START Provided entries

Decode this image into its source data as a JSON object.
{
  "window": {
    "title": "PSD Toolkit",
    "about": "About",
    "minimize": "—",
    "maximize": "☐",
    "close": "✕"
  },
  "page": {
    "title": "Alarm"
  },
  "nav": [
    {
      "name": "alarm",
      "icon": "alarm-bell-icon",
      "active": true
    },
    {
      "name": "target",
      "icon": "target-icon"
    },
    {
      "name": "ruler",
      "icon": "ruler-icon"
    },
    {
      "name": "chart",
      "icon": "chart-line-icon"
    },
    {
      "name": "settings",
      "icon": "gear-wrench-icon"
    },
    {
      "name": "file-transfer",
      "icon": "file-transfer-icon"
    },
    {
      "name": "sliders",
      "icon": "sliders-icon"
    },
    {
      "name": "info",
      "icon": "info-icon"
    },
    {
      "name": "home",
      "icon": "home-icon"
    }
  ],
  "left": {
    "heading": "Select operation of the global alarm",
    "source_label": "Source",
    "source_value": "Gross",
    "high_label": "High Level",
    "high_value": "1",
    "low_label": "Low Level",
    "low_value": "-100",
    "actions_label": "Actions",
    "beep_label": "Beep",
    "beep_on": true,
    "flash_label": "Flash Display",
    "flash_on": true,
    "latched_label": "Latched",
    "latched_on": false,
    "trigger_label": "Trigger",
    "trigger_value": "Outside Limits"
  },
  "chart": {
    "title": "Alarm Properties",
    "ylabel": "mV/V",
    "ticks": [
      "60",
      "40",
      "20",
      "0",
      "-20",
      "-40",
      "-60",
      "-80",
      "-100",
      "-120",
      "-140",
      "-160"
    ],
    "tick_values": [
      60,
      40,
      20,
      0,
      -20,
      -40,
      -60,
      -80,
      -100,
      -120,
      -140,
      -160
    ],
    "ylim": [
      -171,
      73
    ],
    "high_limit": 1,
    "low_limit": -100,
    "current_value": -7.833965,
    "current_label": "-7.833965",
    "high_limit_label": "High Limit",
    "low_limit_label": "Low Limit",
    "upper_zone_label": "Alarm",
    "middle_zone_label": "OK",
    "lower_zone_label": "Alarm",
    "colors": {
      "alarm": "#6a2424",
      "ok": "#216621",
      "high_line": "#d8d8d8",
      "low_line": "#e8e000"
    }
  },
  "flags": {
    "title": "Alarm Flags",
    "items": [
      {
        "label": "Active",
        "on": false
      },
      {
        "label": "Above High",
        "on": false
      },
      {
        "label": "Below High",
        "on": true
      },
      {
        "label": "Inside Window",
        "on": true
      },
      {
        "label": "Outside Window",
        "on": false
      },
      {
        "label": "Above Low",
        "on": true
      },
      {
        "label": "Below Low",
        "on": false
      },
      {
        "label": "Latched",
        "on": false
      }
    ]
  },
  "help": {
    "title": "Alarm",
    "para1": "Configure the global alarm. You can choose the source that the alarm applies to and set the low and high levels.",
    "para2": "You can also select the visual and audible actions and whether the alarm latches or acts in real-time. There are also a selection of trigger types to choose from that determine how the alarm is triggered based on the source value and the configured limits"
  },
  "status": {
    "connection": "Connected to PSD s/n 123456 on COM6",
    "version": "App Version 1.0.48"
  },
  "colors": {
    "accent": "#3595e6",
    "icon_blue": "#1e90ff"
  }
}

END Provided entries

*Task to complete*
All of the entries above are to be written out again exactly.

*Exercise result*
Decode this image into its source data as a JSON object.
{
  "window": {
    "title": "PSD Toolkit",
    "about": "About",
    "minimize": "—",
    "maximize": "☐",
    "close": "✕"
  },
  "page": {
    "title": "Alarm"
  },
  "nav": [
    {
      "name": "alarm",
      "icon": "alarm-bell-icon",
      "active": true
    },
    {
      "name": "target",
      "icon": "target-icon"
    },
    {
      "name": "ruler",
      "icon": "ruler-icon"
    },
    {
      "name": "chart",
      "icon": "chart-line-icon"
    },
    {
      "name": "settings",
      "icon": "gear-wrench-icon"
    },
    {
      "name": "file-transfer",
      "icon": "file-transfer-icon"
    },
    {
      "name": "sliders",
      "icon": "sliders-icon"
    },
    {
      "name": "info",
      "icon": "info-icon"
    },
    {
      "name": "home",
      "icon": "home-icon"
    }
  ],
  "left": {
    "heading": "Select operation of the global alarm",
    "source_label": "Source",
    "source_value": "Gross",
    "high_label": "High Level",
    "high_value": "1",
    "low_label": "Low Level",
    "low_value": "-100",
    "actions_label": "Actions",
    "beep_label": "Beep",
    "beep_on": true,
    "flash_label": "Flash Display",
    "flash_on": true,
    "latched_label": "Latched",
    "latched_on": false,
    "trigger_label": "Trigger",
    "trigger_value": "Outside Limits"
  },
  "chart": {
    "title": "Alarm Properties",
    "ylabel": "mV/V",
    "ticks": [
      "60",
      "40",
      "20",
      "0",
      "-20",
      "-40",
      "-60",
      "-80",
      "-100",
      "-120",
      "-140",
      "-160"
    ],
    "tick_values": [
      60,
      40,
      20,
      0,
      -20,
      -40,
      -60,
      -80,
      -100,
      -120,
      -140,
      -160
    ],
    "ylim": [
      -171,
      73
    ],
    "high_limit": 1,
    "low_limit": -100,
    "current_value": -7.833965,
    "current_label": "-7.833965",
    "high_limit_label": "High Limit",
    "low_limit_label": "Low Limit",
    "upper_zone_label": "Alarm",
    "middle_zone_label": "OK",
    "lower_zone_label": "Alarm",
    "colors": {
      "alarm": "#6a2424",
      "ok": "#216621",
      "high_line": "#d8d8d8",
      "low_line": "#e8e000"
    }
  },
  "flags": {
    "title": "Alarm Flags",
    "items": [
      {
        "label": "Active",
        "on": false
      },
      {
        "label": "Above High",
        "on": false
      },
      {
        "label": "Below High",
        "on": true
      },
      {
        "label": "Inside Window",
        "on": true
      },
      {
        "label": "Outside Window",
        "on": false
      },
      {
        "label": "Above Low",
        "on": true
      },
      {
        "label": "Below Low",
        "on": false
      },
      {
        "label": "Latched",
        "on": false
      }
    ]
  },
  "help": {
    "title": "Alarm",
    "para1": "Configure the global alarm. You can choose the source that the alarm applies to and set the low and high levels.",
    "para2": "You can also select the visual and audible actions and whether the alarm latches or acts in real-time. There are also a selection of trigger types to choose from that determine how the alarm is triggered based on the source value and the configured limits"
  },
  "status": {
    "connection": "Connected to PSD s/n 123456 on COM6",
    "version": "App Version 1.0.48"
  },
  "colors": {
    "accent": "#3595e6",
    "icon_blue": "#1e90ff"
  }
}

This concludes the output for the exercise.